Records contained in a dataset

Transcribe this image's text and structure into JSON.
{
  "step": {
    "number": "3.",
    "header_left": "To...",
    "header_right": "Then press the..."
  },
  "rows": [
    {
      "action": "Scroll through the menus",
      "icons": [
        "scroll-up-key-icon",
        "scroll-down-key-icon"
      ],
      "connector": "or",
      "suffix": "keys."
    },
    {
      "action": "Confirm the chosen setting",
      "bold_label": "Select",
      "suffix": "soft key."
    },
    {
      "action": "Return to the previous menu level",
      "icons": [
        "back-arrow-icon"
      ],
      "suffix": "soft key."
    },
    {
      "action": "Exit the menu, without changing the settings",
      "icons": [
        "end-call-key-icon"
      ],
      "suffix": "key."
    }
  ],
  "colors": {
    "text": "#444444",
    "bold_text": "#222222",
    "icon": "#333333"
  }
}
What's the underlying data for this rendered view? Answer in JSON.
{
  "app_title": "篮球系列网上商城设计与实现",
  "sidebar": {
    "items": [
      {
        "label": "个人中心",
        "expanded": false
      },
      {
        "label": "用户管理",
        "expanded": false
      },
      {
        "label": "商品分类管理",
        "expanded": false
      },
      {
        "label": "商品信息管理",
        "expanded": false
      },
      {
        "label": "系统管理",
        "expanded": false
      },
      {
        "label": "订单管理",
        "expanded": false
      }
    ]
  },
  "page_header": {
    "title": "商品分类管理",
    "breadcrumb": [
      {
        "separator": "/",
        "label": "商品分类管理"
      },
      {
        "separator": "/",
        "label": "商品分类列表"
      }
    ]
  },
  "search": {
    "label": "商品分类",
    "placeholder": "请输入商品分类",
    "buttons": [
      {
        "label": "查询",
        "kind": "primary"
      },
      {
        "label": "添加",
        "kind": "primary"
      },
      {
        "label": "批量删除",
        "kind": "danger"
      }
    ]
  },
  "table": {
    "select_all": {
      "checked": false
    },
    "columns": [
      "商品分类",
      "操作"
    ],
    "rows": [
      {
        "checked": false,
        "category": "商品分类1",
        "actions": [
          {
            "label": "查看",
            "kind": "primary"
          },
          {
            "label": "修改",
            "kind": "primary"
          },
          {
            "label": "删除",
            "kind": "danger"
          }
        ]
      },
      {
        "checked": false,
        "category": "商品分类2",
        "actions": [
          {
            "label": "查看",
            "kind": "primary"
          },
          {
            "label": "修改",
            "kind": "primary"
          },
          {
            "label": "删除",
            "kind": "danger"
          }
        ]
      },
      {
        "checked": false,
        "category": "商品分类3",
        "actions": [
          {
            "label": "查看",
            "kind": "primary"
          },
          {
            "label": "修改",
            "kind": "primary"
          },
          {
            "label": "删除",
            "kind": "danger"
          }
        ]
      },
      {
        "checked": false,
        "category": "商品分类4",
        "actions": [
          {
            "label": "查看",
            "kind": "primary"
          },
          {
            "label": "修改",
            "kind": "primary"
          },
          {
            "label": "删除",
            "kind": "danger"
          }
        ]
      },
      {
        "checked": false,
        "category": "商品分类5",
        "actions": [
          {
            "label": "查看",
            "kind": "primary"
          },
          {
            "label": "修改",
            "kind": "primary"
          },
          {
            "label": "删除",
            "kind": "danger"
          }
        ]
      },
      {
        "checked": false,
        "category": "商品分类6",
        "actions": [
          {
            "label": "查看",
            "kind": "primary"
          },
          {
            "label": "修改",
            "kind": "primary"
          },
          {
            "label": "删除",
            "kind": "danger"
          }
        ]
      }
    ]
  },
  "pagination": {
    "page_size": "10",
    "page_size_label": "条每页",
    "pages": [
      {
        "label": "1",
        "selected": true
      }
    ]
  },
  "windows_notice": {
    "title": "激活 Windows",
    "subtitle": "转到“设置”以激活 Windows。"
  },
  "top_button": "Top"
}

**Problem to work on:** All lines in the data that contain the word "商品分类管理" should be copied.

**Response to this exercise:**
        "label": "商品分类管理",
    "title": "商品分类管理",
        "label": "商品分类管理"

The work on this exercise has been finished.